I am currently studying for the RHCSA and my practice exams are asking me to configure the IP address, gateway ip address and nameserver ip.
What are the commands for achieving this and/or what are the manual ways of achieving this. Or is just best doing it with nmcli only?
Thank you for your help.
I'm new to studying myself, so I can just tell you what I've learned thus far. You can always just navigate to /etc/sysconfig/network-scripts/. This location will have the network interface profile file. Use VIM to edit the file to change the IP information. Then ESC, :wq to write changes. Now, I am not sure, but I think you might have to actually reboot the box for these changes to take effect. I could be wrong, someone please correct me if that is the case.
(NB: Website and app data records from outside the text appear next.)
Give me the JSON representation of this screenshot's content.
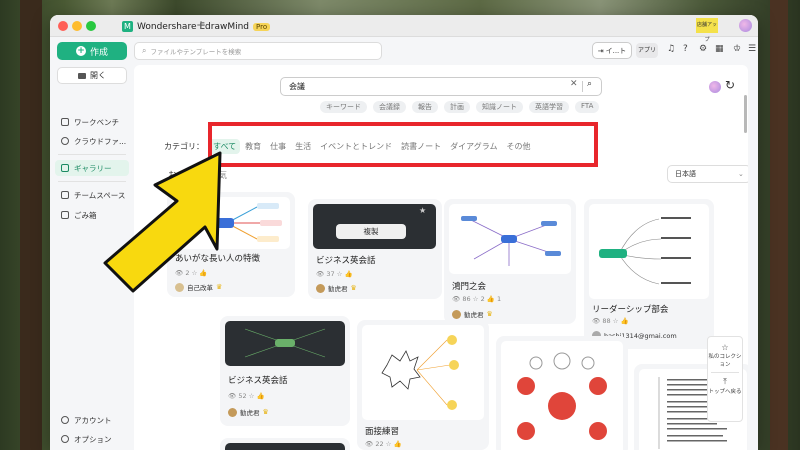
{
  "window": {
    "app_name": "Wondershare EdrawMind",
    "pro_badge": "Pro",
    "new_tab": "+",
    "upgrade_label": "店舗アップ"
  },
  "sidebar": {
    "create": "作成",
    "open": "開く",
    "items": [
      {
        "label": "ワークベンチ",
        "icon": "workbench-icon"
      },
      {
        "label": "クラウドファ...",
        "icon": "cloud-icon"
      },
      {
        "label": "ギャラリー",
        "icon": "gallery-icon",
        "active": true
      },
      {
        "label": "チームスペース",
        "icon": "team-icon"
      },
      {
        "label": "ごみ箱",
        "icon": "trash-icon"
      }
    ],
    "account": "アカウント",
    "options": "オプション"
  },
  "topbar": {
    "file_search_placeholder": "ファイルやテンプレートを検索",
    "import_label": "イ...ト",
    "app_label": "アプリ"
  },
  "gallery": {
    "search_value": "会議",
    "ghost_tags": [
      "キーワード",
      "会議録",
      "報告",
      "計画",
      "知識ノート",
      "英語学習",
      "FTA"
    ],
    "category_label": "カテゴリ：",
    "categories": [
      "すべて",
      "教育",
      "仕事",
      "生活",
      "イベントとトレンド",
      "読書ノート",
      "ダイアグラム",
      "その他"
    ],
    "active_category": "すべて",
    "sort_tabs": [
      "おすすめ",
      "人気"
    ],
    "language": "日本語"
  },
  "cards": [
    {
      "title": "あいがな長い人の特徴",
      "views": "2",
      "likes": "",
      "author": "自己改革"
    },
    {
      "title": "ビジネス英会話",
      "views": "37",
      "likes": "",
      "author": "勧虎君",
      "copy_label": "複製"
    },
    {
      "title": "鴻門之会",
      "views": "86",
      "likes": "2",
      "shares": "1",
      "author": "勧虎君"
    },
    {
      "title": "リーダーシップ部会",
      "views": "88",
      "likes": "",
      "author": "hashi1314@gmai.com"
    },
    {
      "title": "ビジネス英会話",
      "views": "52",
      "likes": "",
      "author": "勧虎君"
    },
    {
      "title": "面接練習",
      "views": "22",
      "likes": "",
      "author": ""
    }
  ],
  "float_panel": {
    "collection": "私のコレクション",
    "back_to_top": "トップへ戻る"
  },
  "colors": {
    "accent": "#1fb181",
    "highlight_box": "#e8262c",
    "arrow": "#f8d90f"
  }
}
Also, you can use the nmcli as you mentioned. The documentation is located here - https://access.redhat.com/documentation/en-us/red_hat_enterprise_linux/7/html/networking_guide/sec-c...
Besides restarting the system, you can also stop/start the affected network configuration with "nmcli connection down 'TheConectionName' ; nmcli connection up 'TheConecctionName'" or alternatively restarting network-manager with systemctl restart NetworkManager . Hardly ever you need to restart a system to make network changes -- that'd be difficult to address in a production scenario.
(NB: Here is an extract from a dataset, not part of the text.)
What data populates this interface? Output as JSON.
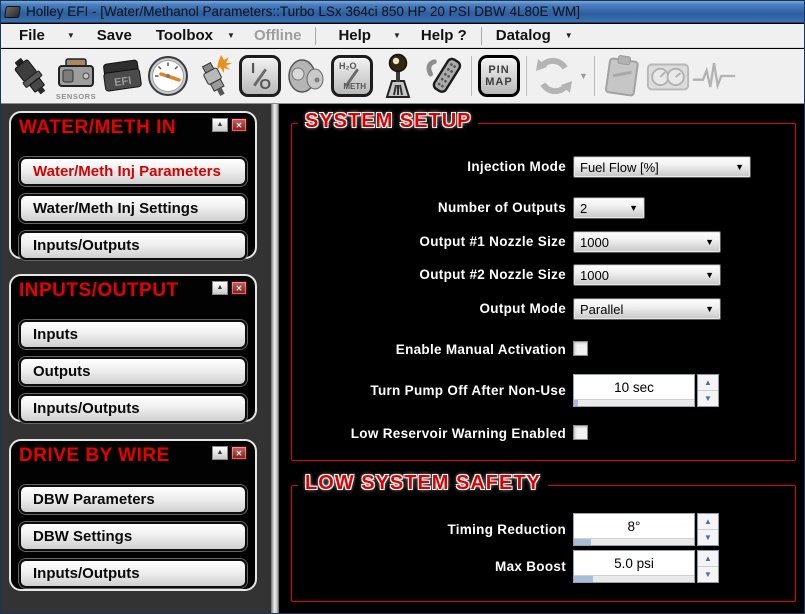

RH's official docs (under access.redhat.com) aren't available during exams, and the OP is studying for RHCSA; so even though I do like that doc, it won't help come exam time (unless someone has a photographic memory :)
Some folks have replied rather obtusely about this (ex: "only docs shipped with product are available") -- I find it best to just be blunt about this, say "no online docs", and reference man pages if the OP is asking about an exam.
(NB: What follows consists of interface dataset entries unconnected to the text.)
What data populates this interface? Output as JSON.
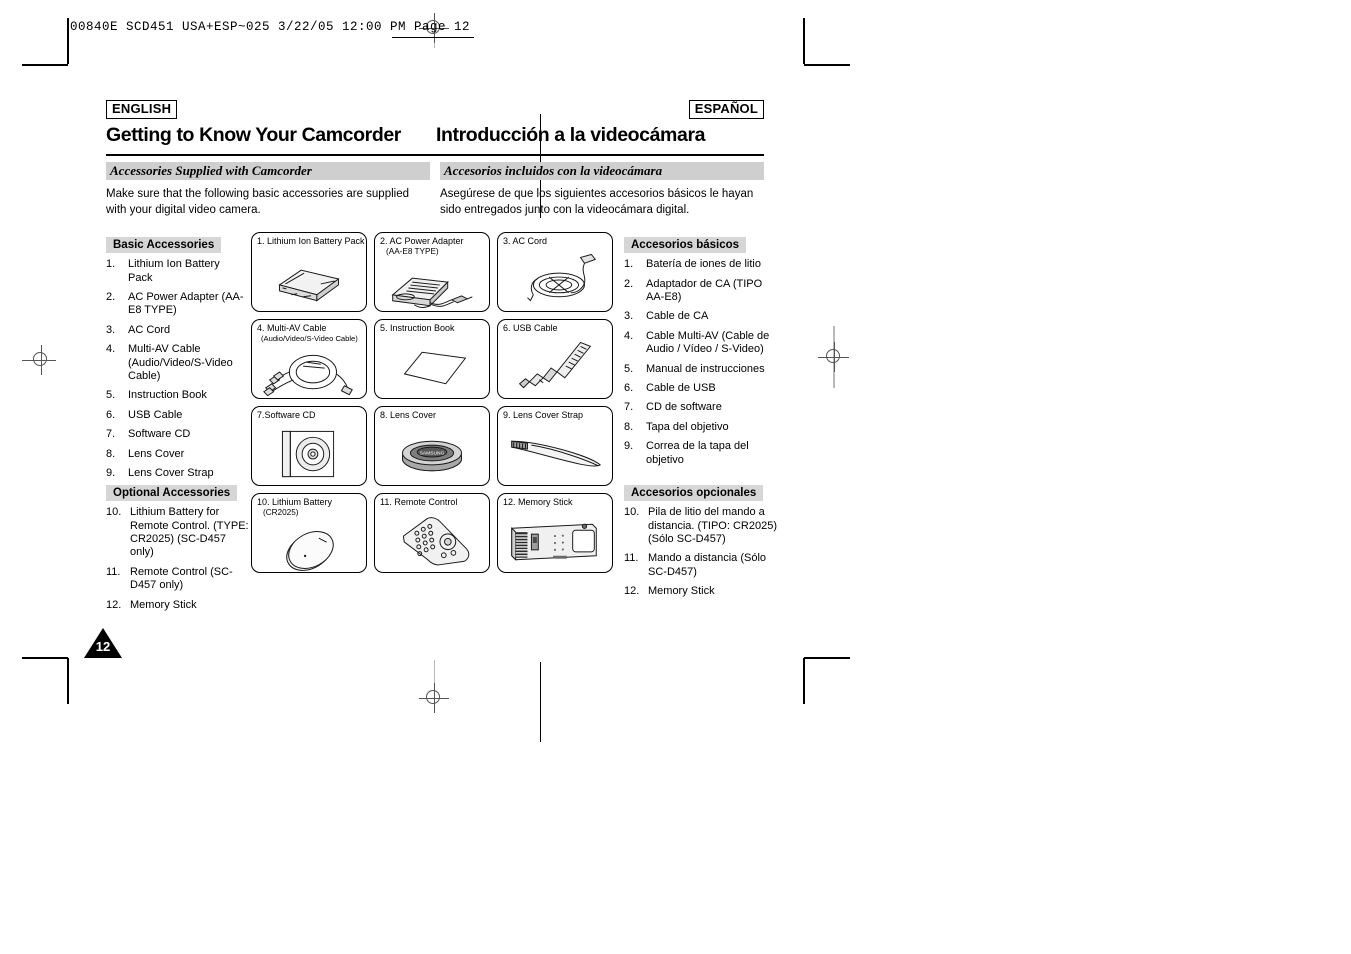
{
  "prepress": {
    "slug": "00840E  SCD451  USA+ESP~025   3/22/05 12:00 PM   Page 12"
  },
  "header": {
    "lang_left": "ENGLISH",
    "lang_right": "ESPAÑOL",
    "title_left": "Getting to Know Your Camcorder",
    "title_right": "Introducción a la videocámara"
  },
  "section": {
    "subbar_left": "Accessories Supplied with Camcorder",
    "subbar_right": "Accesorios incluidos con la videocámara",
    "intro_left": "Make sure that the following basic accessories are supplied with your digital video camera.",
    "intro_right": "Asegúrese de que los siguientes accesorios básicos le hayan sido entregados junto con la videocámara digital."
  },
  "english": {
    "basic_heading": "Basic Accessories",
    "basic_items": [
      {
        "num": "1.",
        "text": "Lithium Ion Battery Pack"
      },
      {
        "num": "2.",
        "text": "AC Power Adapter (AA-E8 TYPE)"
      },
      {
        "num": "3.",
        "text": "AC Cord"
      },
      {
        "num": "4.",
        "text": "Multi-AV Cable (Audio/Video/S-Video Cable)"
      },
      {
        "num": "5.",
        "text": "Instruction Book"
      },
      {
        "num": "6.",
        "text": "USB Cable"
      },
      {
        "num": "7.",
        "text": "Software CD"
      },
      {
        "num": "8.",
        "text": "Lens Cover"
      },
      {
        "num": "9.",
        "text": "Lens Cover Strap"
      }
    ],
    "optional_heading": "Optional Accessories",
    "optional_items": [
      {
        "num": "10.",
        "text": "Lithium Battery for Remote Control. (TYPE: CR2025) (SC-D457 only)"
      },
      {
        "num": "11.",
        "text": "Remote Control (SC-D457 only)"
      },
      {
        "num": "12.",
        "text": "Memory Stick"
      }
    ]
  },
  "spanish": {
    "basic_heading": "Accesorios básicos",
    "basic_items": [
      {
        "num": "1.",
        "text": "Batería de iones de litio"
      },
      {
        "num": "2.",
        "text": "Adaptador de CA (TIPO AA-E8)"
      },
      {
        "num": "3.",
        "text": "Cable de CA"
      },
      {
        "num": "4.",
        "text": "Cable Multi-AV (Cable de Audio / Vídeo / S-Video)"
      },
      {
        "num": "5.",
        "text": "Manual de instrucciones"
      },
      {
        "num": "6.",
        "text": "Cable de USB"
      },
      {
        "num": "7.",
        "text": "CD de software"
      },
      {
        "num": "8.",
        "text": "Tapa del objetivo"
      },
      {
        "num": "9.",
        "text": "Correa de la tapa del objetivo"
      }
    ],
    "optional_heading": "Accesorios opcionales",
    "optional_items": [
      {
        "num": "10.",
        "text": "Pila de litio del mando a distancia. (TIPO: CR2025) (Sólo SC-D457)"
      },
      {
        "num": "11.",
        "text": "Mando a distancia (Sólo SC-D457)"
      },
      {
        "num": "12.",
        "text": "Memory Stick"
      }
    ]
  },
  "grid": {
    "cells": [
      {
        "caption": "1. Lithium Ion Battery Pack",
        "caption2": "",
        "art": "battery-pack-illustration"
      },
      {
        "caption": "2. AC Power Adapter",
        "caption2": "(AA-E8 TYPE)",
        "art": "ac-power-adapter-illustration"
      },
      {
        "caption": "3. AC Cord",
        "caption2": "",
        "art": "ac-cord-illustration"
      },
      {
        "caption": "4. Multi-AV Cable",
        "caption2": "(Audio/Video/S-Video Cable)",
        "art": "multi-av-cable-illustration"
      },
      {
        "caption": "5. Instruction Book",
        "caption2": "",
        "art": "instruction-book-illustration"
      },
      {
        "caption": "6. USB Cable",
        "caption2": "",
        "art": "usb-cable-illustration"
      },
      {
        "caption": "7.Software CD",
        "caption2": "",
        "art": "software-cd-illustration"
      },
      {
        "caption": "8. Lens Cover",
        "caption2": "",
        "art": "lens-cover-illustration"
      },
      {
        "caption": "9. Lens Cover Strap",
        "caption2": "",
        "art": "lens-cover-strap-illustration"
      },
      {
        "caption": "10. Lithium Battery",
        "caption2": "(CR2025)",
        "art": "coin-battery-illustration"
      },
      {
        "caption": "11. Remote Control",
        "caption2": "",
        "art": "remote-control-illustration"
      },
      {
        "caption": "12. Memory Stick",
        "caption2": "",
        "art": "memory-stick-illustration"
      }
    ]
  },
  "footer": {
    "page_number": "12"
  }
}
Also, I cannot remember all the VARS needed in the ./network-scripts/ dir ... so folks suggesting manually editing files, I ask: can folks really remember all those VARS?
There's actually a LOT of examples in the man pages:
Besides editing files directly and using nmcli, you can also use nmtui -- the text user interface that allows easier configuration. You need to know how to navigate the tool, anyhow.
At exam time I stick to manually editing the ifcfg-xxx config files. nmcli might be a useful tool for some, or even for the majority, but I find its syntax of building the final command string out of blocks of options unweildy during the exam. It's feedback when used for inspection of network setup is unnecessarily verbose, another turnoff. nmtui might be another useful tool to handle network setup during an exam, allegedly it is deprecated, but in lieu of graphical tools, and for the exam, it is good enough.
Edit ifcfg-xxx files and then nmcli dev dis enxxx nmcli con some_connection up and your settings take effect instantly. No need to reboot or reset NetworkManager.
Outside of the exam scope and when in a need to configure network, I prefer graphical tools, the Network part of the Settings menu (quickly accessed from the upper right corner by the Power button) offers plenty of what I need.
Based on my experience I would recommend to use nmtui
From the exam perspective you will provide jus one command and then choose proper options to set all the options required for network configuration as well as to easily change the hostname if required.
With nmtui you will be able to set the ip address, subnet mask, default gateway and DNS server in one tool which comparing to nmcli will be long command to modify the existing connection
nmcli connection modify CONNECTION_NAME ipv4.method manual ipv4.address A.B.C.D/MASK_IN_BIT_NOTATION ipv4.dns A.B.C.D
or to create new one
nmcli connection add type ethernet ifname INTERFACE_NAME ipv4.method manual ipv4.address A.B.C.D/MASK_IN_BIT_NOTATION ipv4.dns A.B.C.D connection.id CONNECTION_NAME
after this you will nedd to brint the connection up
nmcli connection up CONNECTION_NAME
and to verify the settings manually, moreover you can easily forget to add something where in nmtui you have all the options avaiable opn one screen.
I'll practice on nmtui.
I've never given these console UIs much love ... but you make a case for their value in a timed exam.